Protecting Maine’s future

0

One proposal would buy 326 acres along the Androscoggin River, within sight of eagle habitat, from a landowner with development plans. Another would give a Lisbon man capital to try farming full-time and keep his property development-free for good.

Both plans got money this week from Land for Maine’s Future. The program spent all $10 million approved in a bond vote last November.

Six local projects snagged $3.1 million in all.

The parcel along the Androscoggin, called Turner Cove, is among the “focus areas” drawn up by the Androscoggin Land Trust, President Jonathan LaBonte said Friday.

It has lots of shorefront, eagle nests nearby and abuts the large Androscoggin Riverlands state park – land the ALT was formed to protect back in 1991.

Turner Cove would become part of the riverlands park, which offers ATV access, biking, equestrian trails and a boat launch.

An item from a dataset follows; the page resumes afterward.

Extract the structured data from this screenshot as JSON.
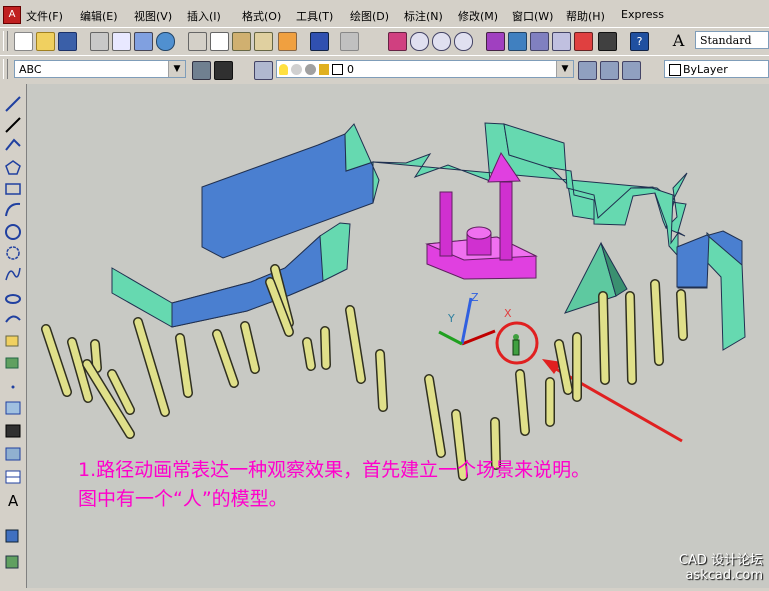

LMF gave $230,000, plus an additional $100,000 water access grant, toward the $600,000 price tag. Supporters have until the end of the year to raise the rest of the money.

“The landowner has different development proposals for the property,” said Wolfe Tone, project manager with the Trust for Public Land.

Another $169,500 was allocated toward a conservation easement on 176 acres of land at Hallelujah Farm in Lisbon.

LaBonte said owner Ripley Swan would like to grow veggie crops and have an equine facility, projects that take start-up funds.

“A lot of the working lands along the river that have the best soil for farming also have the most pressure for development,” LaBonte said.

Androscoggin Land Trust currently protects 2,700 acres in a mix of conservation easements and outright ownership. Five miles of that is shoreland along the river.

Given the competition this week – 31 projects statewide vying for twice as much money as LMF had – LaBonte said he hadn’t been sure of either project’s chances.

Proposals in Rangeley, Lovell and Rumford also got funding. Most of the $3.1 given to the six area projects – $2 million – went toward protecting 3,688 acres in Grafton Notch. The total cost of that project, and how much remained to be raised, was unclear Friday afternoon.

Advertisement